Review written on October 20, 2001 This book is an interesting window on the Open Source world, a strange planet with strange people. Among then, some crazy idealist like R. Stallman (I like the guy ... Lasīt pilnu pārskatu
Open Sources: Voices from the Open Source Revolution (O'Reilly Open Source)Lietotāja recenzija - Not Available - Book Verdict
The idea for open source software began years ago with Richard Stallman, who at the time was considered crazy for proposing that computer code be free to all to use as they see fit as long as they ... Lasīt pilnu pārskatu
An Entrepreneurs Account
The Linux Edge
Open Source as a Business Strategy

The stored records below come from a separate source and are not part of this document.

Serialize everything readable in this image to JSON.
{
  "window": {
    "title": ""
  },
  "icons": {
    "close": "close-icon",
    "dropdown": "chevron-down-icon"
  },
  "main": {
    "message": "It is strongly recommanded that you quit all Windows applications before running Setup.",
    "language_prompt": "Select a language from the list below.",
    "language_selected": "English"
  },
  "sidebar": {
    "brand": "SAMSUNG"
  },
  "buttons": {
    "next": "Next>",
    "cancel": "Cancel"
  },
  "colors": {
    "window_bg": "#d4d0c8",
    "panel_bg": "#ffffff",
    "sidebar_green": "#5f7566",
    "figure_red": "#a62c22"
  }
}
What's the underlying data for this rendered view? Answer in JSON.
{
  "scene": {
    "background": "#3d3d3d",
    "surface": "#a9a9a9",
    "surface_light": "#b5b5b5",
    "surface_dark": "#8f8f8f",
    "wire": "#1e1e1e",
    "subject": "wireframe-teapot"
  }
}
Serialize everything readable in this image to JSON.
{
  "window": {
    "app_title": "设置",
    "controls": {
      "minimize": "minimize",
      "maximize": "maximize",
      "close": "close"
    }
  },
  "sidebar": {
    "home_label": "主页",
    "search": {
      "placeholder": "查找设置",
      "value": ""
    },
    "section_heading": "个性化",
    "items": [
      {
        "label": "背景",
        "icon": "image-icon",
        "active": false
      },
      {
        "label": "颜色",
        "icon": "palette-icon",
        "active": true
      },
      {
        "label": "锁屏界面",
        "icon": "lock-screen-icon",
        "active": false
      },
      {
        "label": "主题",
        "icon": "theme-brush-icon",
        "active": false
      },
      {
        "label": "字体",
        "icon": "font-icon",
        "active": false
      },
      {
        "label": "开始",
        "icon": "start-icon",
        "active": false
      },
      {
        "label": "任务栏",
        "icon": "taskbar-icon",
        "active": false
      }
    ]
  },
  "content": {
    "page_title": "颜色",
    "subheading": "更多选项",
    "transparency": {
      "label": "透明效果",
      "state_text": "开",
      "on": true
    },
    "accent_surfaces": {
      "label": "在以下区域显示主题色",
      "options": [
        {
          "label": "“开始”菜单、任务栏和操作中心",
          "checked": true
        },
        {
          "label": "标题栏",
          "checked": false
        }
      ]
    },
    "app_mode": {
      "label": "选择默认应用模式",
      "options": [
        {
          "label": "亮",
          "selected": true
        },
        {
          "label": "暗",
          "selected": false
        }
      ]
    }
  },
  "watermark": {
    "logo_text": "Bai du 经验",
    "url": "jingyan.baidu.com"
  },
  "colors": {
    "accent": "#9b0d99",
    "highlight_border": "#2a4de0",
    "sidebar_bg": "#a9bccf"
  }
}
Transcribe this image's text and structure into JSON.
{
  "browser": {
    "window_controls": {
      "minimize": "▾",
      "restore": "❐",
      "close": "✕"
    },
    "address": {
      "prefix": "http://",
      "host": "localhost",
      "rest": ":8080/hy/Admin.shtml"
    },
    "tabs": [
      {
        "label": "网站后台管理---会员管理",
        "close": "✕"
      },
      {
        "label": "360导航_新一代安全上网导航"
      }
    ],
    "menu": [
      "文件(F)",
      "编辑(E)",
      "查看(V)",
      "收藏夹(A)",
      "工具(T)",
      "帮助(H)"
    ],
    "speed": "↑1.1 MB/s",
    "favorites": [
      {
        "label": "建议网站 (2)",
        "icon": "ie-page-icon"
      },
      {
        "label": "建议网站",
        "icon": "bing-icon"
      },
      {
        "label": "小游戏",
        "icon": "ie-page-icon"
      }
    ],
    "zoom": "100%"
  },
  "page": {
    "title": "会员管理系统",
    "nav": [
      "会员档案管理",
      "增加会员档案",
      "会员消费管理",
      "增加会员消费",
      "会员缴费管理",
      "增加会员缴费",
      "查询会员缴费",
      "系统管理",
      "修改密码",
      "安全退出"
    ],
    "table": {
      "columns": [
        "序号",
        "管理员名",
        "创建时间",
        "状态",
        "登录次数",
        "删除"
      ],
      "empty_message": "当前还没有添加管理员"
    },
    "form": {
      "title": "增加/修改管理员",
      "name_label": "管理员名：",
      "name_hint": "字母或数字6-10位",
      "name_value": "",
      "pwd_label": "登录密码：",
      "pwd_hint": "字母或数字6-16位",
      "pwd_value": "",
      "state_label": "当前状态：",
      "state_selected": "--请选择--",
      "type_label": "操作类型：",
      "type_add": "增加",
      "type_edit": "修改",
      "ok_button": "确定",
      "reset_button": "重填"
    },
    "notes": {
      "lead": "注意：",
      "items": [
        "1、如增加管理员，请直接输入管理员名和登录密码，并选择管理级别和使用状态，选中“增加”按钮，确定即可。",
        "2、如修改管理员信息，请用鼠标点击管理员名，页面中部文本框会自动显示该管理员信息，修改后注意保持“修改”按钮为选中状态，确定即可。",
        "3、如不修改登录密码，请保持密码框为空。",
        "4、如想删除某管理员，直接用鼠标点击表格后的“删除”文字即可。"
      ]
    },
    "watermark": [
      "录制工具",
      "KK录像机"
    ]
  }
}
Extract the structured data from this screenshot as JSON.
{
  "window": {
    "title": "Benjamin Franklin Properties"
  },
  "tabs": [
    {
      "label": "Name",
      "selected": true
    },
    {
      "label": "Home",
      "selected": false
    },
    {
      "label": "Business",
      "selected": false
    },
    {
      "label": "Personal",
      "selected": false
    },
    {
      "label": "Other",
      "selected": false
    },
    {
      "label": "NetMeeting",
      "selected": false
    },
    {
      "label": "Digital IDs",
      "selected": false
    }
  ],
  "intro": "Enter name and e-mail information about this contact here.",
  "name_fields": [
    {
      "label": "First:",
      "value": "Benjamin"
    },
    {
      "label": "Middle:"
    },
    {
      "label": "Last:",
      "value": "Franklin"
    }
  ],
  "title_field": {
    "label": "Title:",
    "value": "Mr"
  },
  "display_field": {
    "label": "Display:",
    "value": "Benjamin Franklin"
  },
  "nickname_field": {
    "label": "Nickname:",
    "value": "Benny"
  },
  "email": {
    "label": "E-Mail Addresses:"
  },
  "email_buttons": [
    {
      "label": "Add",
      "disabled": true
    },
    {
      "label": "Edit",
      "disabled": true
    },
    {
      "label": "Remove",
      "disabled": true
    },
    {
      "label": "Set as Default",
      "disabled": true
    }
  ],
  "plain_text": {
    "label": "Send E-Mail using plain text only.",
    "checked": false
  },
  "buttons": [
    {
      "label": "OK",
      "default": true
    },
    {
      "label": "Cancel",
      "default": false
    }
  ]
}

The Open Source Definition
Hardware Software and Infoware
The Story of Mozilla
The Revenge of the Hackers
The TanenbaumTorvalds Debate
The Open Source Definition Version 10
How Red Hat Software Stumbled Across a New Economic Model and Helped Improve an Industry
Diligence Patience and Humility